Sullivan denied knowing that Elias or Sussman were working for the Clinton campaign, despite numerous news articles identifying Elias as the campaign’s general counsel. Sullivan just shrugged and said: “To be honest with you, Marc wears a tremendous number of hats, so I wasn’t sure who he was representing. I sort of thought he was, you know, just talking to us as, you know, a fellow traveler in this — in this campaign effort.”
That seems odd, given Sullivan’s long, close involvement with Clinton and her campaigns. He advised her during the 2008 Democratic presidential primaries and later became her deputy chief of staff and policy planning director at the State Department. He was one of the notable names in Clinton’s email scandal and the recipient of her controversial order to strip the classification headings on a key email. He later rejoined Clinton again during the 2016 campaign as one of her senior-most advisers.
Yet, the lack of disclosure over those behind the “campaign effort” seems suspiciously consistent. Sussman was indicted for allegedly hiding his representation of Clinton in pushing the Alfa Bank conspiracy. Elias was accused of doing the same with reporters on the Steele Dossier. He also reportedly sat next to campaign chair John Podesta when he denied such connections to Congress. Now Sullivan denies any knowledge of the campaign’s early role in these scandals.
It is notable that, when Sullivan was Clinton campaign’s foreign policy adviser, President Obama was given a national security briefing of Clinton’s alleged plan to tie then-candidate Trump to Russia as “a means of distracting the public from her use of a private email server.” That briefing was on July 28, 2016 — three days before the Russia investigation was initiated.
This brings us back to Durham’s calendar. Sullivan reportedly gave his series of denials to Congress in December 2017. The statute of limitations for lying to Congress is five years, which means that Sullivan still would be within range for Durham if the special counsel does not buy Sullivan’s denials. He could also find himself unindicted but entirely exposed in a report that is likely to be blistering.
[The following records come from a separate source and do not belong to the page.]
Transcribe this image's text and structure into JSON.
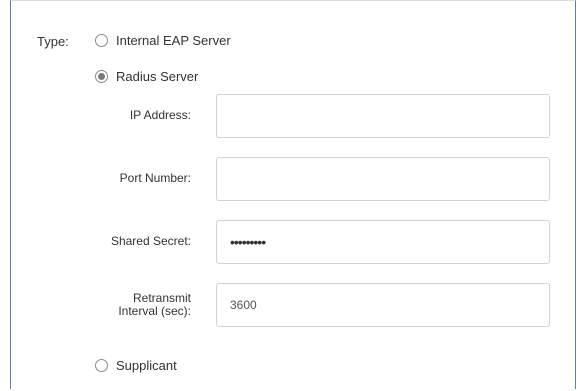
{
  "form": {
    "type_label": "Type:",
    "options": {
      "internal_eap": {
        "label": "Internal EAP Server",
        "checked": false
      },
      "radius": {
        "label": "Radius Server",
        "checked": true
      },
      "supplicant": {
        "label": "Supplicant",
        "checked": false
      }
    },
    "fields": {
      "ip_address": {
        "label": "IP Address:",
        "value": ""
      },
      "port_number": {
        "label": "Port Number:",
        "value": ""
      },
      "shared_secret": {
        "label": "Shared Secret:",
        "value": "•••••••••"
      },
      "retransmit": {
        "label_line1": "Retransmit",
        "label_line2": "Interval (sec):",
        "value": "3600"
      }
    }
  }
}
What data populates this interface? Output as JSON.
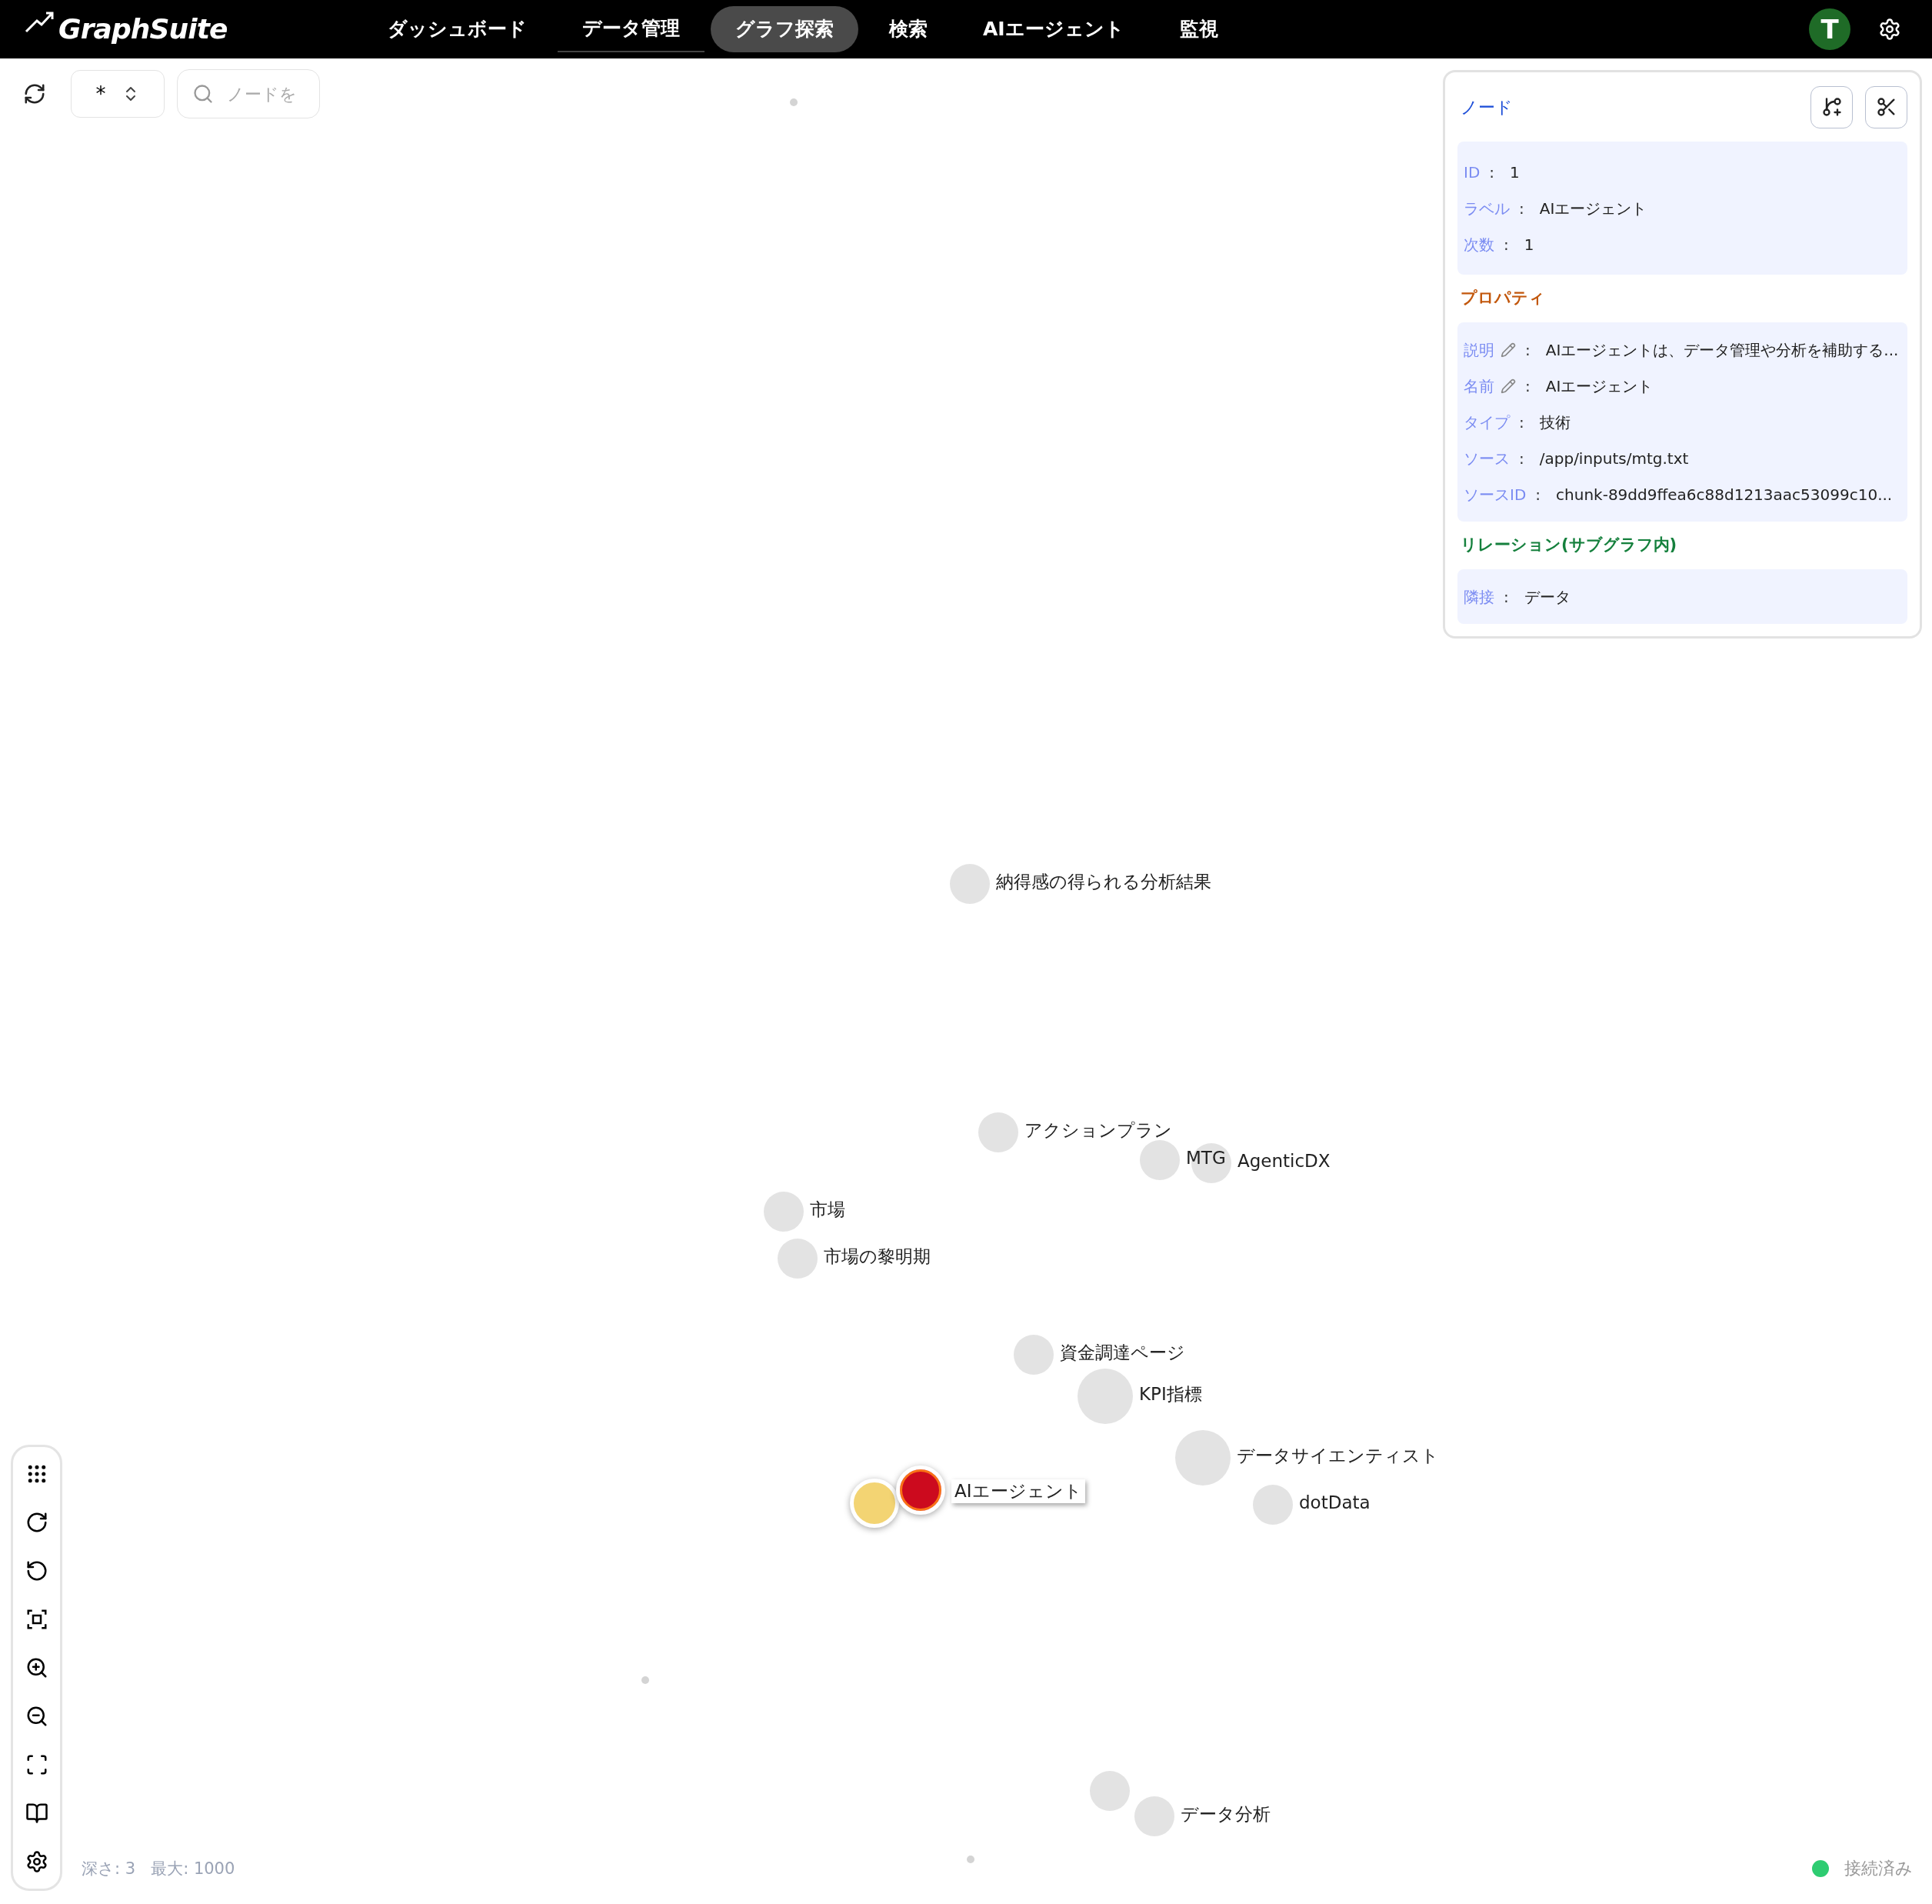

If so, Sullivan could find himself a “fellow traveler” with Sussman — not “in this campaign effort” but in Durham’s still-unfolding prosecution effort instead.